Business Model Planner Simple Means to Define Characteristics for All the Criteria of the Plan
Business Model Planner: Here is a tool to help you create an effective business model (the way in which revenue will be produced), covering all the critical bases. As you think critically about your new venture, think not only about the immediate future, but also how you will create a sustainable business.
Be hard on yourself. Do not gloss over the characteristics of the criteria I have set in the Business Model Planner table below. Design convincing arguments for each characteristic. When you have done this, it will be abundantly clear where the ‘rubber meets the road’. This tool is designed to help you, but if you want more guidance, then do not hesitate to contact me, and make a point of checking out the Business Model Canvas Tool. One of the toughest steps will be to figure out your value proposition. Start with that! You will also find the Blue Ocean concept a helpful guide to your thinking.
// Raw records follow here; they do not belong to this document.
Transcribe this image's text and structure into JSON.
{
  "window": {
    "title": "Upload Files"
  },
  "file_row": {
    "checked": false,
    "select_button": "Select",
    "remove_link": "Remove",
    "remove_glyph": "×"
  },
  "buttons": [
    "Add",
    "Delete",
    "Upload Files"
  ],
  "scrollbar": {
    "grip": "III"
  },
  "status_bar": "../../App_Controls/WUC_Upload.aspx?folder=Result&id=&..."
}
Business Model Planner
More in Use Value Than Cash Value
You’re going to need to offer your customers more in use value than in cash value. Think about it. Of course, there will be payment, but the transaction needs to be a pleasure, not a pain. If not, your business will fail to delight you or the customer. Its long term health will also be in question.
At the same time, realize that your business startup needs to be effective as well as delighting. The process of acquiring your customers must be efficient. If it costs you too much in time or money, you will end up firefighting.
You will need to make a good gross margin on sales. Not to profit at the expense of your customers, but to allow for your own mistakes—you won’t win every time. use the Business Model Planner to think about how new customers will become long term ones. Getting new customers is always more costly than serving old ones.
Satisfied customers will come back for more and tell their friends. Make sure your actions live up to what is spelled out in the marketing plan. A very useful piece on pricing by Quick Books says, “Value-based pricing sets price levels based on value to the consumer. Effective value-based pricing requires establishing the value of your product or service in the eyes of your customer.” Take a look at the article on pricing strategies for products and services; it’ll help your own thinking.
Horses for Courses
All the above is good advice, BUT remember that there is no ‘one size fits all’ in developing a business plan. Whether it’s done on the back of an envelope or involves all the bells and whistles with spreadsheets galore, the document must have be aimed at a specific audience.
You may do a core plan, but it will need focus and adaptation if you are going to use it to support a standard application for a bank loan, to seek venture funding, if the tool you are going to use to bench mark progress once you’re in business, to persuade someone to become you co-founder, or to join the venture in a senior role. These are just examples, you will have your own reasons for writing a business plan; that’s why just taking a template off the Internet can only be a guide, not something to be slavishly followed.
When you are ready to put your thinking into words, you’ll find the Business Plan Outline very helpful.